Soaring Hearts Project Opens Transitional Housing in Lethbridge – Lethbridge

A new multi-million dollar transitional housing unit opened Friday in Lethbridge.

Nearly 20 years in the making, the Blackfoot Family Lodge Society (BFLS) Soaring Hearts project will welcome Indigenous women and their children who move from the Kainai, Siksika and Piikani reserves to settle in Lethbridge.

“This is an opportunity for a lot of our transitioning Blackfoot women who want to come to town,” said Lance Tailfeathers, president of BFLS. “It’s always a challenge to find affordable housing and rent a suitable apartment.”

He added that it is important to prepare these women for success.

“Not just providing them with housing, but providing them with programs to help them live in the city while staying connected to Blackfoot culture.” »

The Alberta Indigenous Housing Capital program helped fund nearly $3.4 million and an additional $300,000 came from the city to deconstruct an existing church to make way for the two 7-unit townhouses.

Story continues below advertisement

Tailfeathers said the government’s collaboration and recognition of the needs of Indigenous people shows an intention reflective of truth and reconciliation.

Blaine Hyggen, mayor of the City of Lethbridge, added that he is happy there is a place where families can bring their roots to their new home.

“There may be areas of smudging. There may be areas where they can continue the culture that they’ve lived with for so many years and be able to move it forward,” Hyggen said.

“Our hope is to provide a place where women can thrive, a place where they can feel safe,” said Mary Ann Crow Healy, executive director of BFLS.

Each townhouse unit has three bedrooms, a fully equipped kitchen, and access to backyard green spaces.

Story continues below advertisement

Crow Healy said out of more than 40 applicants, 14 residents will be selected and will move in as early as Oct. 1.

Families can stay for up to three years before moving into their own homes and must follow rules, including no violence, drugs or alcohol.

“In order to have a safe community, we cannot allow these kinds of things to happen in this area,” Crow Healy said.

A daycare and the redevelopment of an existing residence into a 12-unit apartment are part of the next phase of construction.

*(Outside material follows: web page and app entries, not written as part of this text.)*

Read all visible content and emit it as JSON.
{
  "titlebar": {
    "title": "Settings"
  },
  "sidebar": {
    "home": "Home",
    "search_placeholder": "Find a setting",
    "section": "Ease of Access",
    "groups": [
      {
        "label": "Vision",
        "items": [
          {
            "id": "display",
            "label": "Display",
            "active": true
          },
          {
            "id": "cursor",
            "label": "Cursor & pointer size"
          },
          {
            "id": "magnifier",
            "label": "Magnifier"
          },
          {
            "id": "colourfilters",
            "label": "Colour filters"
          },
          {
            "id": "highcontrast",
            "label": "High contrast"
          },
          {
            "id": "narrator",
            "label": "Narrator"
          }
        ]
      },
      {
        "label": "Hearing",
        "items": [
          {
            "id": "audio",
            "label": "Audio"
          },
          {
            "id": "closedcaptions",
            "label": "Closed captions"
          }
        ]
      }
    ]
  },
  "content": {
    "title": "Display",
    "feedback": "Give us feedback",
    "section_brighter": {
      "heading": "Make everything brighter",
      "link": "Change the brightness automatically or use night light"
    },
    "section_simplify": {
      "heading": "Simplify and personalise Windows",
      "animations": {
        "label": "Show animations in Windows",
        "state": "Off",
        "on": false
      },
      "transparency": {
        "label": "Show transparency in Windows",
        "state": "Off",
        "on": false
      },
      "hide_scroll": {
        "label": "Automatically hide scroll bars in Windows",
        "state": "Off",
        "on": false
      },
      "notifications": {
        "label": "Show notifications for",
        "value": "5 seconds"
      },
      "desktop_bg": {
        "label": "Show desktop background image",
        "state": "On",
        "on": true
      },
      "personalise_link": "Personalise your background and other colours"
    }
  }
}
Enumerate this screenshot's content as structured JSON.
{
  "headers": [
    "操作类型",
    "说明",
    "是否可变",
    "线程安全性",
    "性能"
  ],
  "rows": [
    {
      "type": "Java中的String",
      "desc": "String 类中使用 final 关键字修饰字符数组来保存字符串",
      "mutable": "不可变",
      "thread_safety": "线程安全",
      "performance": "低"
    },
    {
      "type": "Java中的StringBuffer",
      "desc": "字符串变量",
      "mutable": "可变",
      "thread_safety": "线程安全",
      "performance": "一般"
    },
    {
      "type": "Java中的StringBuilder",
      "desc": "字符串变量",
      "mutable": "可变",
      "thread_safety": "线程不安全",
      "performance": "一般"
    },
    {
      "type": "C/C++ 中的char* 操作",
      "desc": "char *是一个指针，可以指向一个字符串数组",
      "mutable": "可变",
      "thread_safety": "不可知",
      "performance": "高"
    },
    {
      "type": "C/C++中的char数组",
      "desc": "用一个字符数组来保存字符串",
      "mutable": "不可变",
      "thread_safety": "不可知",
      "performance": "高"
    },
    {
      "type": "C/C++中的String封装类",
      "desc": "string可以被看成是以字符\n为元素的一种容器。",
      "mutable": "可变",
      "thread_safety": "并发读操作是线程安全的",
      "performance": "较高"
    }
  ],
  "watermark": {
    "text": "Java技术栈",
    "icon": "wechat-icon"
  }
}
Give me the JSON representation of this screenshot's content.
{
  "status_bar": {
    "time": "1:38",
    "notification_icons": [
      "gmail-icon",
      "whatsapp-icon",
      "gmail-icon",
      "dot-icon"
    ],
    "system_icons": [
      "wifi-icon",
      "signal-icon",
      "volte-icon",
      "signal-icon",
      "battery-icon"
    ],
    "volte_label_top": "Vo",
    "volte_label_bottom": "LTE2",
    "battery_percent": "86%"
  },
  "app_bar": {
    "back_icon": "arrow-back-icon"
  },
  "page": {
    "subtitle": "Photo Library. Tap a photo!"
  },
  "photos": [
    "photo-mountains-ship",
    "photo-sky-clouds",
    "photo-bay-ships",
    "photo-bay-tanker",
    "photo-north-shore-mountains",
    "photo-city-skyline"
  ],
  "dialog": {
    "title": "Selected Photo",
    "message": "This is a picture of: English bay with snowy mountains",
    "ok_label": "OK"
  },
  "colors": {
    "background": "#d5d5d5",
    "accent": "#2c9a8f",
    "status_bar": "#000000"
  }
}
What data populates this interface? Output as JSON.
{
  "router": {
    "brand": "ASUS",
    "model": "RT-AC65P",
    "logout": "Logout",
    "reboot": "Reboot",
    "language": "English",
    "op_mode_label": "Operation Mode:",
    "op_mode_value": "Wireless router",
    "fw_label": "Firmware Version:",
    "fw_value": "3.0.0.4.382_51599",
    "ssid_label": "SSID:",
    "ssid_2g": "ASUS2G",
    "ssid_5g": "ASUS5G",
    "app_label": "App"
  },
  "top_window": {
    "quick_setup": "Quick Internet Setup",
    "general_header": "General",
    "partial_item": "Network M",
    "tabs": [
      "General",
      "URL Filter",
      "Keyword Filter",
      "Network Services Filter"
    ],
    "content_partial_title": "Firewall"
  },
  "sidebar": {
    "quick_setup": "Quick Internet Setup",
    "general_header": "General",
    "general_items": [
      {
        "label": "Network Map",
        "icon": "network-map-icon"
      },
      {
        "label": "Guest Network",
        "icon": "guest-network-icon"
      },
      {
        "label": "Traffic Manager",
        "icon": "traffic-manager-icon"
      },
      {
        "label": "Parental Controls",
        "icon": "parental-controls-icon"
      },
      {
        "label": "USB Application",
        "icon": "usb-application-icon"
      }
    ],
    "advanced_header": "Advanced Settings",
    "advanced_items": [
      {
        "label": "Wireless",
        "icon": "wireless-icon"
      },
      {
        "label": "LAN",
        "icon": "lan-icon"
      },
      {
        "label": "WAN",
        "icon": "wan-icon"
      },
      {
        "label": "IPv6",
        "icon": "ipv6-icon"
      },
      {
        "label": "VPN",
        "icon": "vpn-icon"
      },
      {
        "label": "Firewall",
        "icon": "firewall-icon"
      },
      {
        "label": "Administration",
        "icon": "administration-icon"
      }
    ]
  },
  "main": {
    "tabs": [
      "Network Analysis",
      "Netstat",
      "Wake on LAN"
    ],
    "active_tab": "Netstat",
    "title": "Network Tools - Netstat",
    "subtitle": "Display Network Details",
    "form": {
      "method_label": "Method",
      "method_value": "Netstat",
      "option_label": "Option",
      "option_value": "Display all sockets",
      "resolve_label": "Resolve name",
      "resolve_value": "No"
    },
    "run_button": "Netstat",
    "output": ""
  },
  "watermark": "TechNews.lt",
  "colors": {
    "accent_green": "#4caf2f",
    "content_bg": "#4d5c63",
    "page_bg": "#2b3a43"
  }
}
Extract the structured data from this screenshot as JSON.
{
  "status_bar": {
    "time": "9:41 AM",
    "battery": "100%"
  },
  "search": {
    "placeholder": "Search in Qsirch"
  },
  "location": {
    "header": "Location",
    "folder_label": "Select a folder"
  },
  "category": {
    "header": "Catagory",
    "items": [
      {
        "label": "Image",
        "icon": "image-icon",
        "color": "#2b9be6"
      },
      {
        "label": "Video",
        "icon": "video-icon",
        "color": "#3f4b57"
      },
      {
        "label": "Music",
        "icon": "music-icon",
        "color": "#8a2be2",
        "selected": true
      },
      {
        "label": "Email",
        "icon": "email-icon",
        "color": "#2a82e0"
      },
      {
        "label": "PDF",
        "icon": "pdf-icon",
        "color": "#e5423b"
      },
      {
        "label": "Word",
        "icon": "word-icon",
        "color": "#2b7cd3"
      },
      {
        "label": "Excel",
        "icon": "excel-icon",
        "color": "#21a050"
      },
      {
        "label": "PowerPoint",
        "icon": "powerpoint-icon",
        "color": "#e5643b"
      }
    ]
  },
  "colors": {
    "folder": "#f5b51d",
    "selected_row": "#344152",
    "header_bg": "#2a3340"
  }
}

&copy 2023 PKBNEWS, a division of Corus Entertainment Inc.

Leave a Reply

Your email address will not be published. Required fields are marked *

Back to top button